Keeping it Cool
Back in 2008 we addressed 3D cooling activities [see PFTLE 43, "Keeping it cool in the dog days of summer"] looking a the activities at IBM Zurich, GaTech, and CALCE (U Md) as the groups especially active in this area.
Since then we have looked further at the liquid cooling activities of Bakir at GaTech [see IFTLE 83, "Orange County IEEE CPMT 3DIC Workshop"] and Brunschwiler at IBM Zurich [see "IBM to use water cooling for future 3D IC processors"] and the fact that one of the drivers for 2.5D is that it offers better thermal performance that current 3D stack solutions [ see IFTLE 97, "DATE in Dresden, Synopsys 3D EDA solution"]. For the most part, though, IFTLE has taken the position that thermal would not be the roadblock for 3DIC and that initial products would be ones where the thermal solution was not driving the technology.
Now that we are quickly approaching full commercial production of a number of products, it’s probably a good time to focus more on proposed thermal solutions for the future. To update yourself on where things stand, I suggest Herman Oprins’ article "Modeling and experimental characterization of hot spot dissipation in 3D stacks." He concludes that thermal management issues in these 3D stacks are one of the main challenges for 3D integration since the use of polymer adhesives with low thermal conductivity, the presence of interconnection structures, back end of line (BEOL), redistribution layers (RDL), and through-Si vias (TSVs) increases the complexity of the conductive heat transfer paths in a 3D stack.
Oprins concludes that hot spot power dissipation results in significantly higher temperatures in 3D stacked chips compared to the same power dissipation in single 2D chips. This temperature increase is mainly due to the reduced thermal spreading in the thinned dies on the one hand, and to the use of adhesives with low thermal conductivity for the vertical integration of the chips on the other hand.
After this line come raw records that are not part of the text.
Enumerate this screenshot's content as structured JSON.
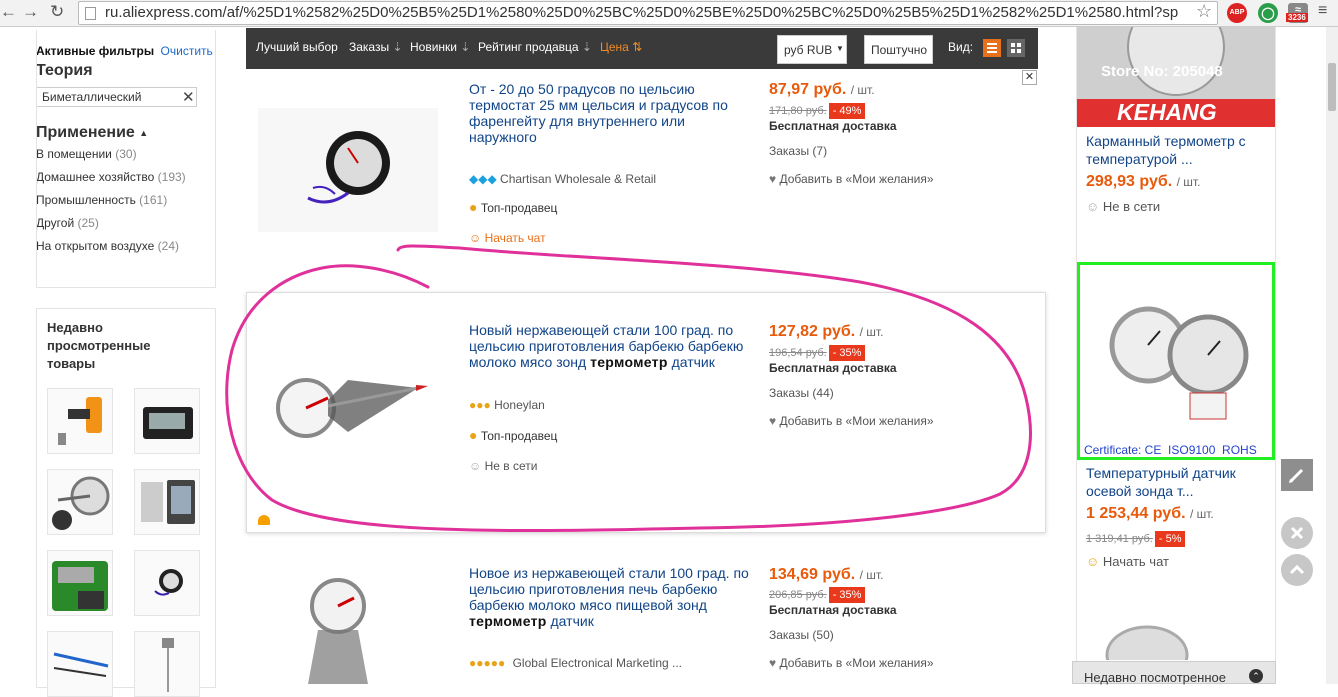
{
  "browser": {
    "url": "ru.aliexpress.com/af/%25D1%2582%25D0%25B5%25D1%2580%25D0%25BC%25D0%25BE%25D0%25BC%25D0%25B5%25D1%2582%25D1%2580.html?sp",
    "abp_label": "ABP",
    "rss_badge": "3236"
  },
  "filters": {
    "active_title": "Активные фильтры",
    "clear_label": "Очистить",
    "theory_title": "Теория",
    "theory_value": "Биметаллический",
    "application_title": "Применение",
    "items": [
      {
        "label": "В помещении",
        "count": "(30)"
      },
      {
        "label": "Домашнее хозяйство",
        "count": "(193)"
      },
      {
        "label": "Промышленность",
        "count": "(161)"
      },
      {
        "label": "Другой",
        "count": "(25)"
      },
      {
        "label": "На открытом воздухе",
        "count": "(24)"
      }
    ]
  },
  "recent": {
    "title": "Недавно просмотренные товары"
  },
  "sortbar": {
    "best": "Лучший выбор",
    "orders": "Заказы",
    "new": "Новинки",
    "rating": "Рейтинг продавца",
    "price": "Цена",
    "currency": "руб RUB",
    "per_unit": "Поштучно",
    "view_label": "Вид:"
  },
  "products": [
    {
      "title": "От - 20 до 50 градусов по цельсию термостат 25 мм цельсия и градусов по фаренгейту для внутреннего или наружного",
      "title_bold": "",
      "title_after": "",
      "price": "87,97 руб.",
      "unit": "/ шт.",
      "old_price": "171,80 руб.",
      "discount": "- 49%",
      "shipping": "Бесплатная доставка",
      "orders": "Заказы (7)",
      "wishlist": "Добавить в «Мои желания»",
      "seller": "Chartisan Wholesale & Retail",
      "top_seller": "Топ-продавец",
      "chat": "Начать чат"
    },
    {
      "title": "Новый нержавеющей стали 100 град. по цельсию приготовления барбекю барбекю молоко мясо зонд ",
      "title_bold": "термометр",
      "title_after": " датчик",
      "price": "127,82 руб.",
      "unit": "/ шт.",
      "old_price": "196,54 руб.",
      "discount": "- 35%",
      "shipping": "Бесплатная доставка",
      "orders": "Заказы (44)",
      "wishlist": "Добавить в «Мои желания»",
      "seller": "Honeylan",
      "top_seller": "Топ-продавец",
      "chat": "Не в сети"
    },
    {
      "title": "Новое из нержавеющей стали 100 град. по цельсию приготовления печь барбекю барбекю молоко мясо пищевой зонд ",
      "title_bold": "термометр",
      "title_after": " датчик",
      "price": "134,69 руб.",
      "unit": "/ шт.",
      "old_price": "206,85 руб.",
      "discount": "- 35%",
      "shipping": "Бесплатная доставка",
      "orders": "Заказы (50)",
      "wishlist": "Добавить в «Мои желания»",
      "seller": "Global Electronical Marketing ..."
    }
  ],
  "right": {
    "ad1": {
      "banner_store": "Store No: 205048",
      "banner_brand": "KEHANG",
      "title": "Карманный термометр с температурой ...",
      "price": "298,93 руб.",
      "unit": "/ шт.",
      "status": "Не в сети"
    },
    "ad2": {
      "certificate": "Certificate: CE  ISO9100  ROHS",
      "title": "Температурный датчик осевой зонда т...",
      "price": "1 253,44 руб.",
      "unit": "/ шт.",
      "old_price": "1 319,41 руб.",
      "discount": "- 5%",
      "chat": "Начать чат"
    },
    "recent_bar": "Недавно посмотренное"
  },
  "colors": {
    "price": "#e85a0c",
    "link": "#114488",
    "discount_bg": "#e8391d",
    "sortbar_bg": "#3a3a3a",
    "annotation": "#e0309a",
    "ad_border": "#22ee22"
  }
}
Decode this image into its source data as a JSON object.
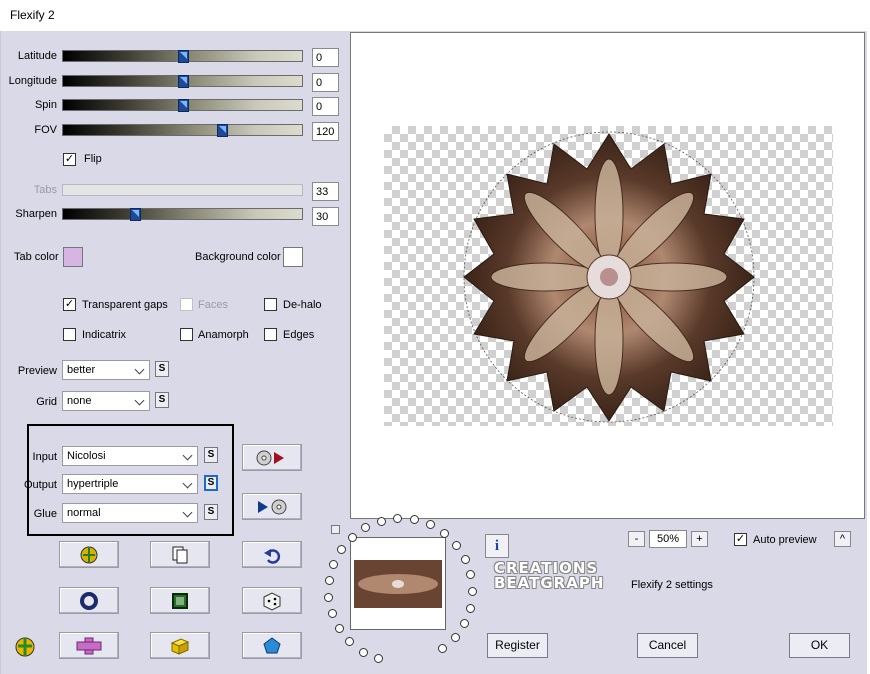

To limit the temperature increase in 3D-ICs, "too thin chips should be avoided" because the thinner the silicon substrate, the higher the thermal spreading resistance is in the case of hot spots. Simulations show that a minimum die thickness of 50